Living memorials serve as a reminder of fathers and mothers, sons and daughters, brothers and sisters, neighbors and friends—but also of the power of community to reflect, rebuild and renew. Our research suggests that living memorials demonstrate the role of nature in contemporary times not only as a symbol, but as an innate and purposeful response to loss that calls forth a common humanity and compassion for others.
In other words, they demonstrate how people use nature to be resilient to loss. Read more »
Standing in a disturbed patch of forest, Menominee forester Jeff Grignon looks around and explains, “My role is to regenerate the forest, maintain the forest, create diversity, and look toward the future.” This task is becoming increasingly challenging as growing forest health issues intersect with additional stressors brought about by climate change in the forests of the Menominee Nation and elsewhere.
As a leader in forestry and natural resource conservation, USDA has a long history of working with tribes to address their management issues and concerns.
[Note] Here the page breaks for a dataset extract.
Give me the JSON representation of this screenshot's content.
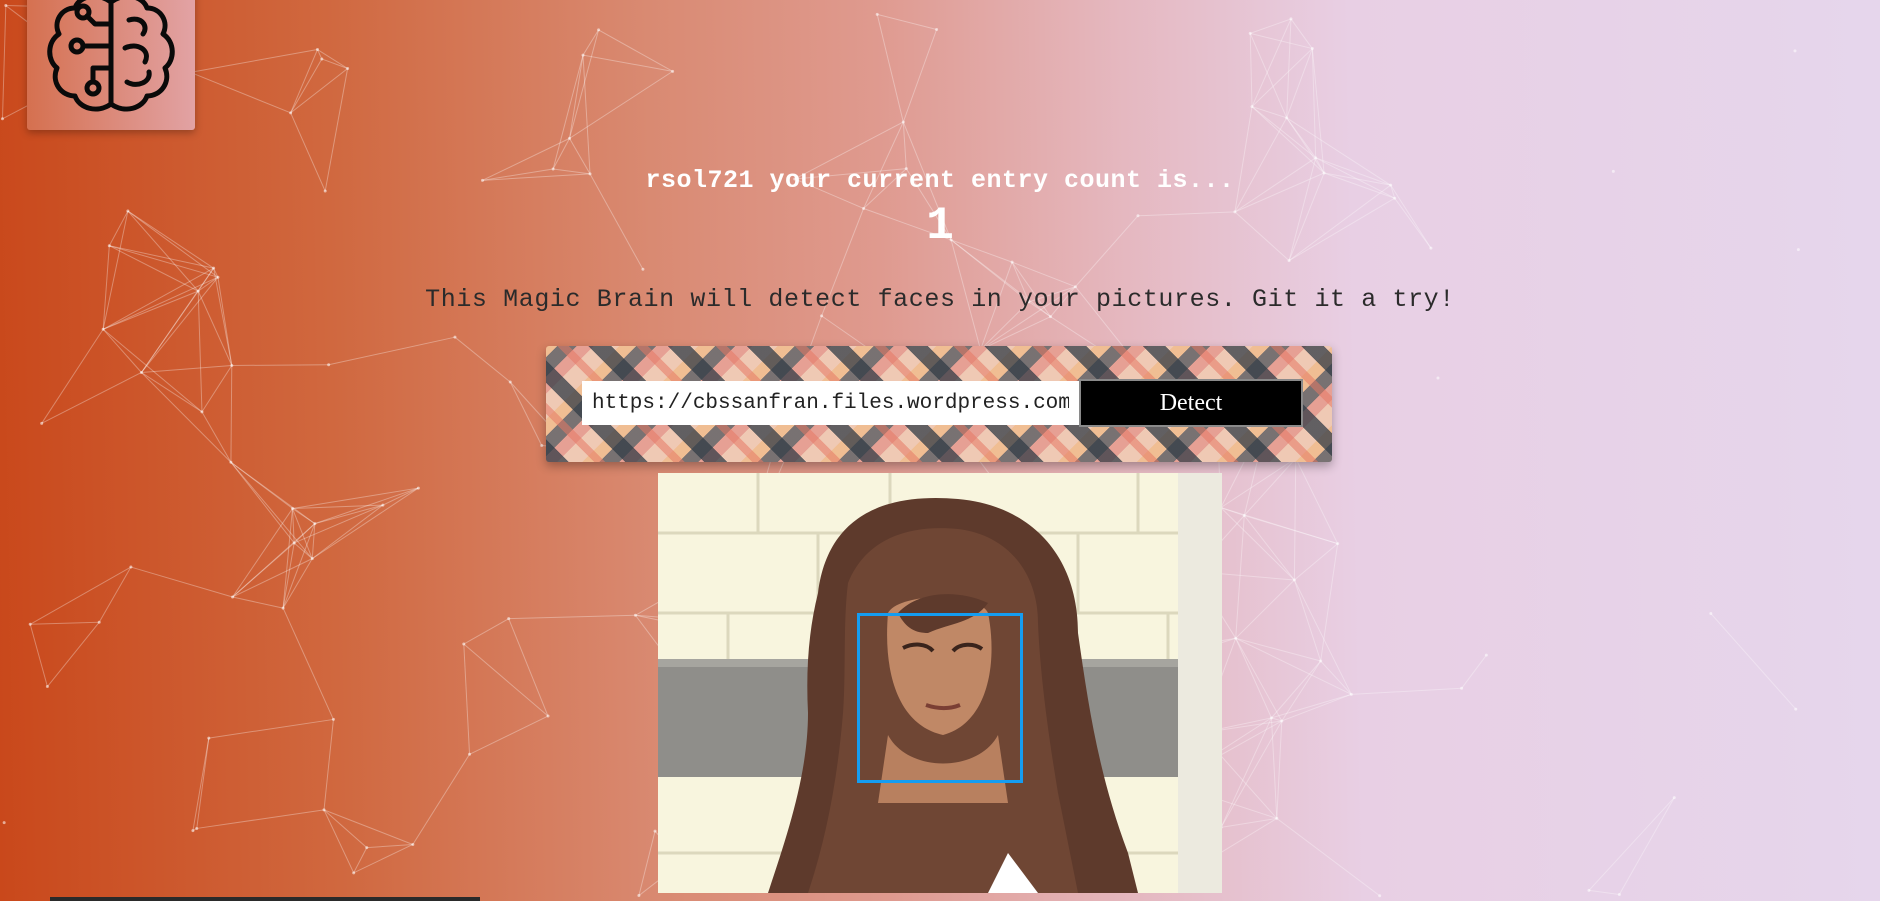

Climate change is an active part of that discussion, and has been increasing through development of the new USDA Regional Climate Hubs. The network of Hubs deliver science-based knowledge, practical information, and program support to help natural resource managers, producers, and landowners make climate-informed decisions and then implement those decisions. Read more »